So now we’re at the stage where many of our clients have to deal with their wheels. If you own your car outright, or even better have no car (better for the environment), then read no further. This is only for clients who are still financing their vehicles whether owned or leased. Just read the section below for your situation; owned or leased. We’ve had a discussion pertinent to your case during our appointments on this, but this is a review. You signed a “Statement of Intentions” already about your decision on your vehicle(s), but as the title of the document suggests, it is your intentions, not your commitment, and you can change your mind any time in the next few weeks.
OWNED CARS STILL UNDER A FINANCE CONTRACT
REAFFIRMATION: If you own your car (it isn’t leased), and you want to keep your current financing, then it’s usually best to reaffirm the loan. This means you agree to continue to have personal liability for the loan despite the bankruptcy discharge order that would otherwise automatically wipe out the personal liability on the loan. Even if that were to happen, the vehicle financing company still has a lien on the vehicle via your pink slip and can repossess it if you don’t make payments. Some companies, such as Ford Motor Credit and Chrysler Credit deem it a technical default if you don’t reaffirm, and even if you’re current on the loan (made all payments) and repossess the car if you don’t file a reaffirmation.
So we usually reaffirm the car if it’s not too “underwater” or upside down in terms of the value of the car being too little compared to the loan. It makes no sense to reaffirm a $20,000 loan on a $5,000 car. Other options described below would be better. However, most cars are a little underwater and reaffirmation is just fine in that circumstance.
Reaffirmation lets you get credit on the credit reporting agencies such as Experian, Transunion and Equifax, so that’s a positive in rebuilding credit, and, as stated above it avoids the technical default. The downside is that if you fall behind on payments they can repossess your car, then auction it and hold you personally liable for the difference between the sales price and the loan amount and sale costs.
So if you financing is at a good interest rate, and you’re not seriously underwater, then reaffirmation is what we normally do. That means the lender sends us a “Reaffirmation Agreement” which we review and sign, and then we get your signature, return it to the lender who files it with the Court. It’s important you sign this and return it promptly since there’s so much that has to be done before it’s final and it has to be done while the case is still open.
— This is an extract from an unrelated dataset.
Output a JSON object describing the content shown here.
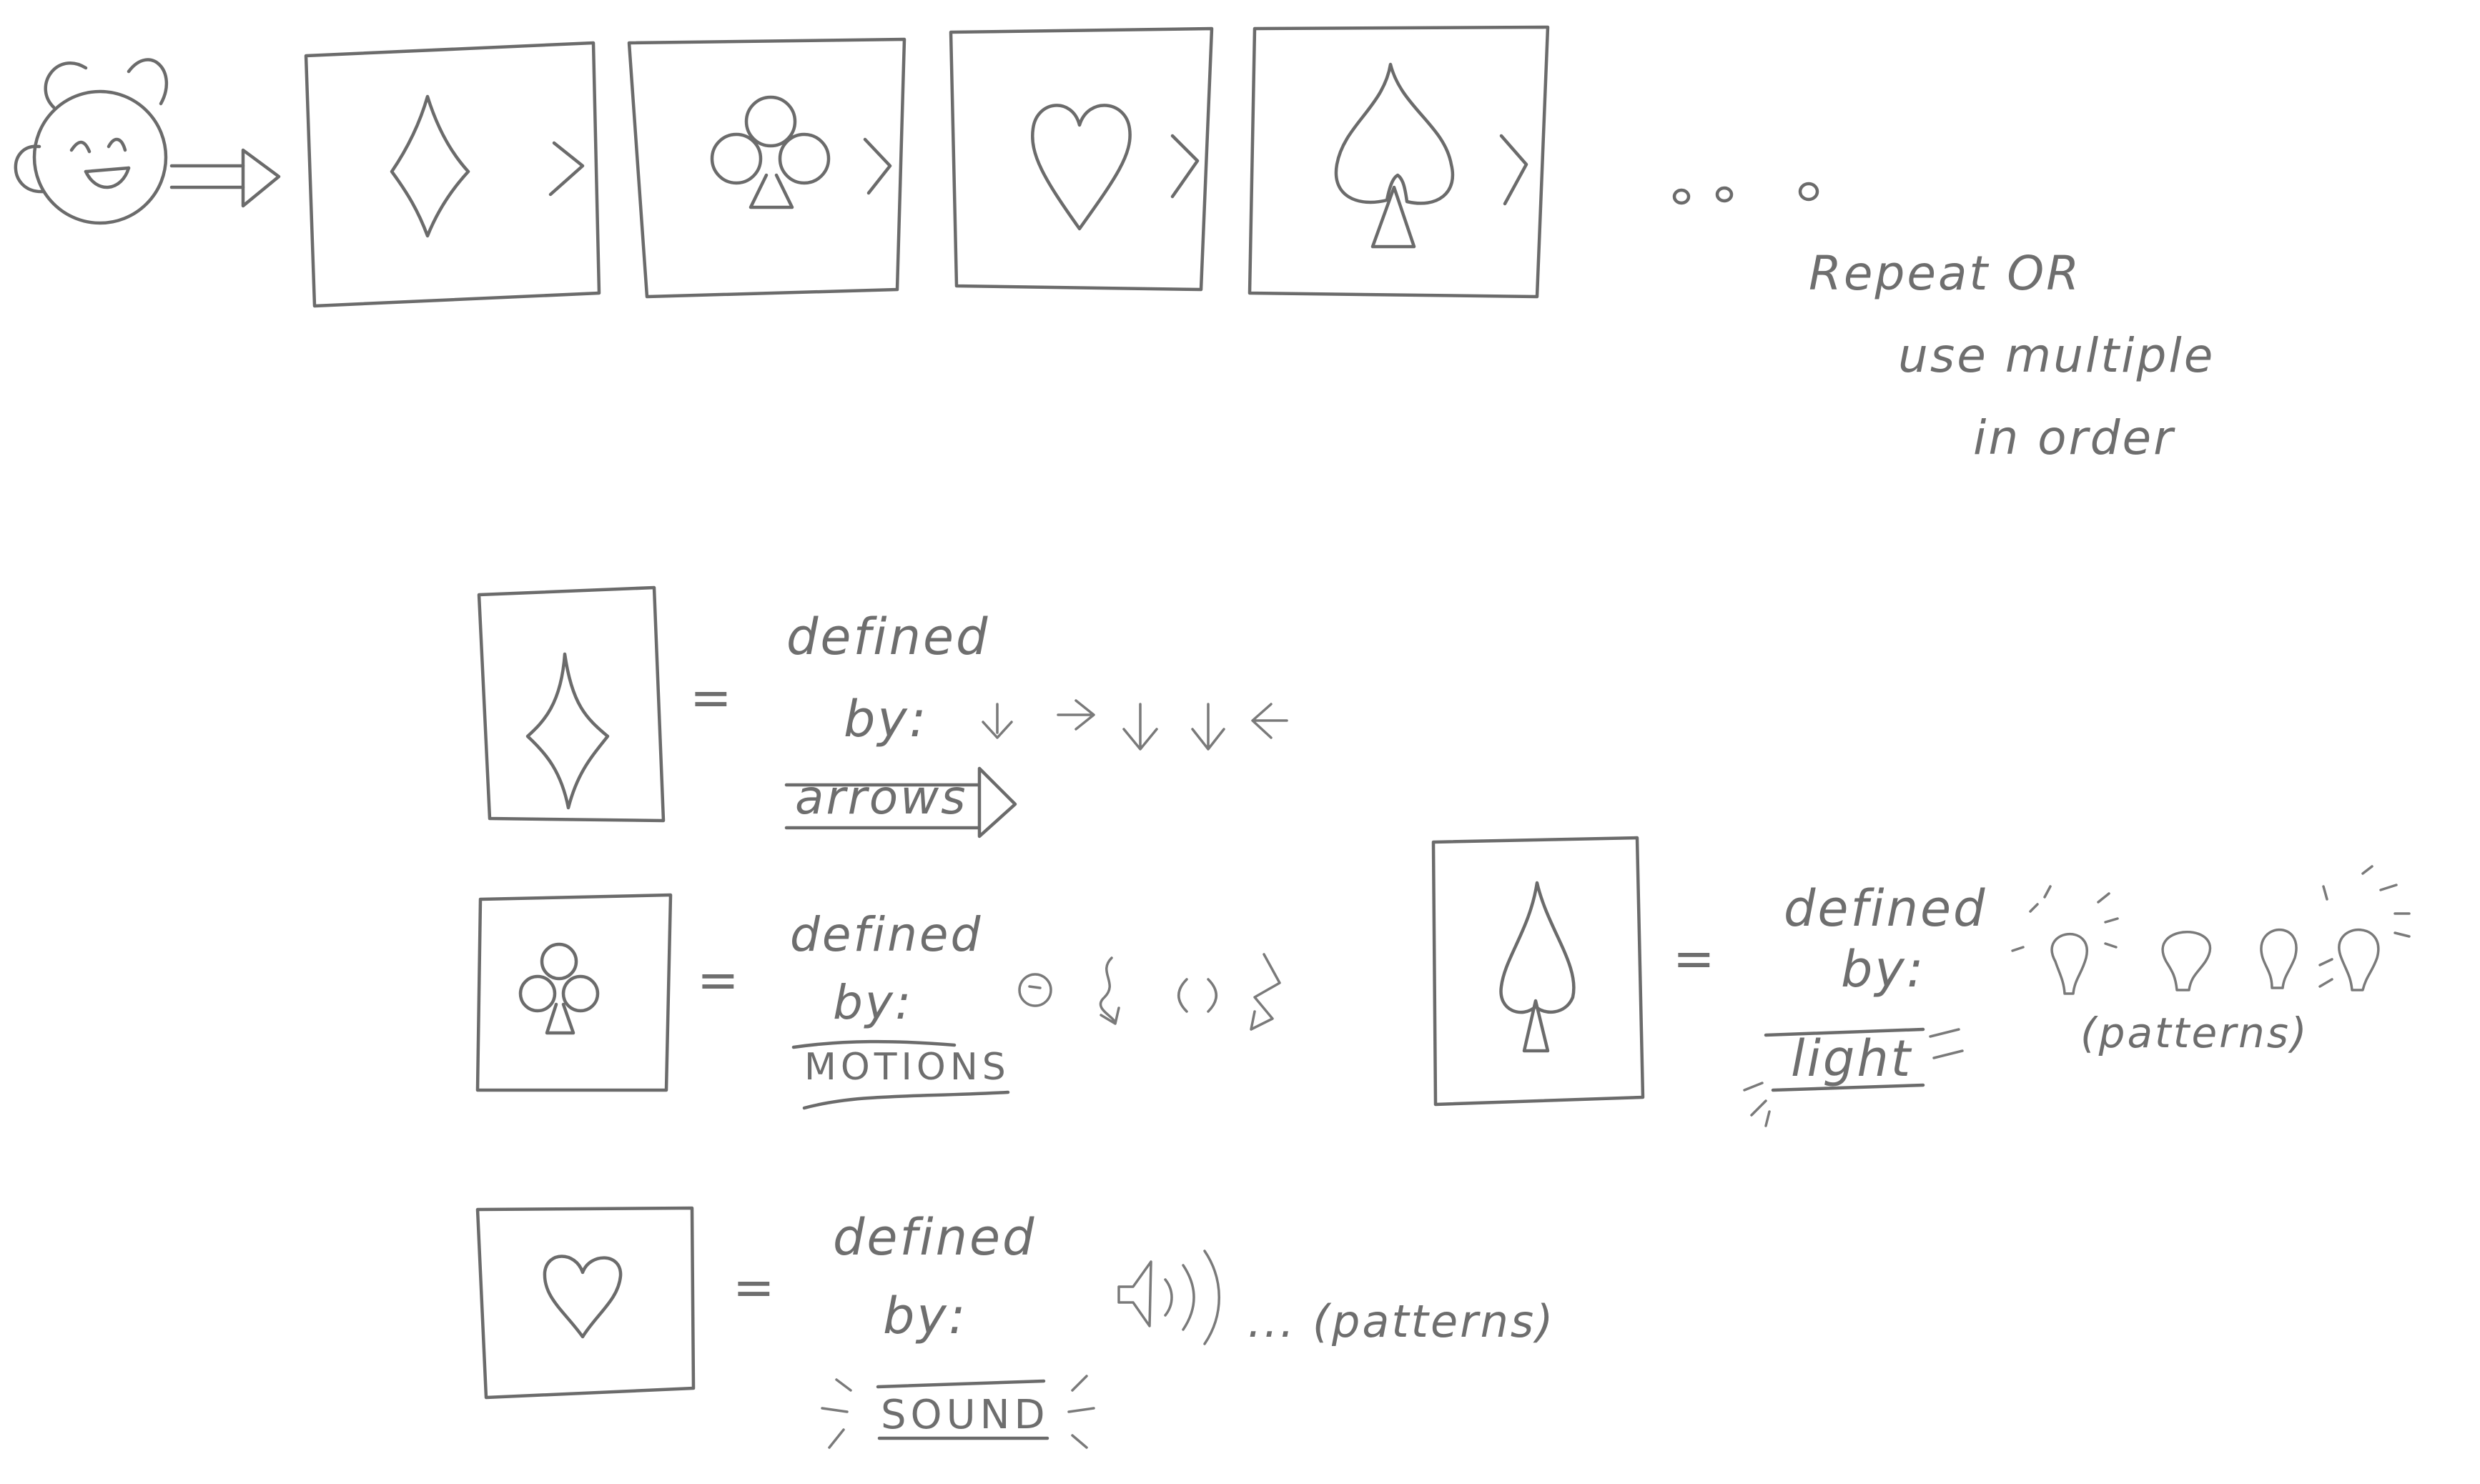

REDEMPTION: If your car is way underwater, you can force the lender to let you keep the car and only pay the fair market value of the car in cash instead of the full loan amount. Most people use a lender such as 722 Redemption for this option, as they don’t have the cash, but if you have a rich uncle to help that makes it more attractive, because the interest rate is usually steep.
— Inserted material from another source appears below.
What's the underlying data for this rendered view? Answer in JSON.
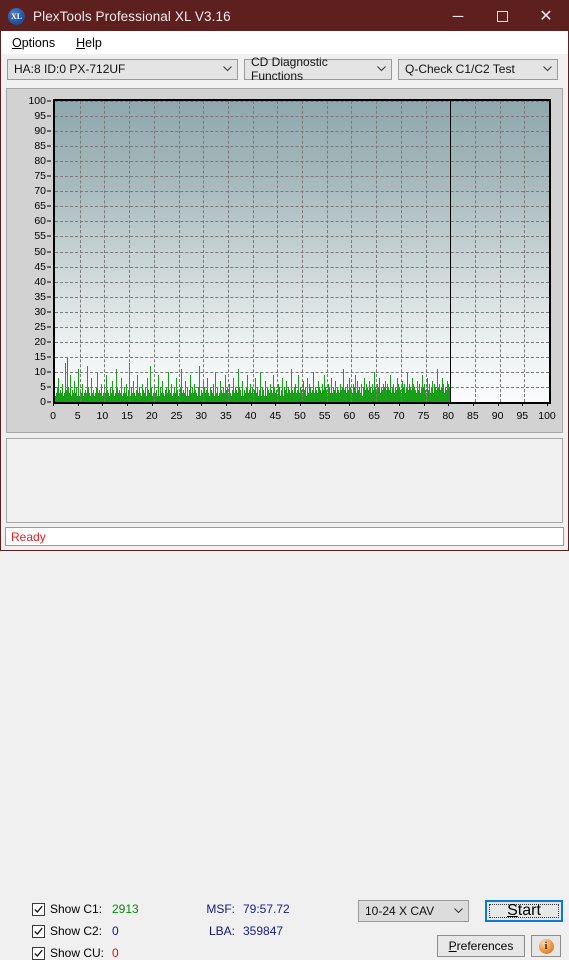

So in the same example, if the car is worth $5,000 and the loan is $20,000, you can give the lender $5,000 and the old loan is discharged for the $15,000 difference just like credit cards are discharged. If the lender doesn’t agree though, the judge will have to get involved in a Motion to Redeem, which is a cost 722 Redemption finances. We help you do the math to figure out if it’s a good deal for you.
SURRENDER: This means giving the car back to the lender. The loan is then discharged as the lender has the collateral back. But unless you’re going to take the bus or Uber everywhere, you will need another car. Some people just buy a cheap beater, like an old Honda Civic with over 100,000 miles that will still be reliable enough.
If you have leased a car you only have two options:
SURRENDER: This means giving the car back to the owner/lessor. The remaining payments and any over mileage charges will also be discharged as the lessor has the property back and you’ll have no further obligations. You may consider this if you can borrow someone else’s car or your employer has given you a company car, as examples.
ASSUME THE LEASE: This means you keep the lease as if you had never filed bankruptcy on it. You sign a document and so do we, and then give it to the leasing company who files it with the Court. You will owe all lease payments, over mileage charges if any, etc. The bankruptcy just doesn’t affect it at all if you agree to this route.
For those who want to get another vehicle financing and finding the replacement vehicle can be done. We use www.replacevehicle.com which is an option just 3 days after you file bankruptcy. The interest rate isn’t as bad as the redemption, and you get a wide variety of cars to choose from. Many clients have been very satisfied with this option, although not every client qualifies for financing.
We’re here to support you whatever vehicle option you choose if your vehicle is financed or leased or even if you don’t have a vehicle but need one.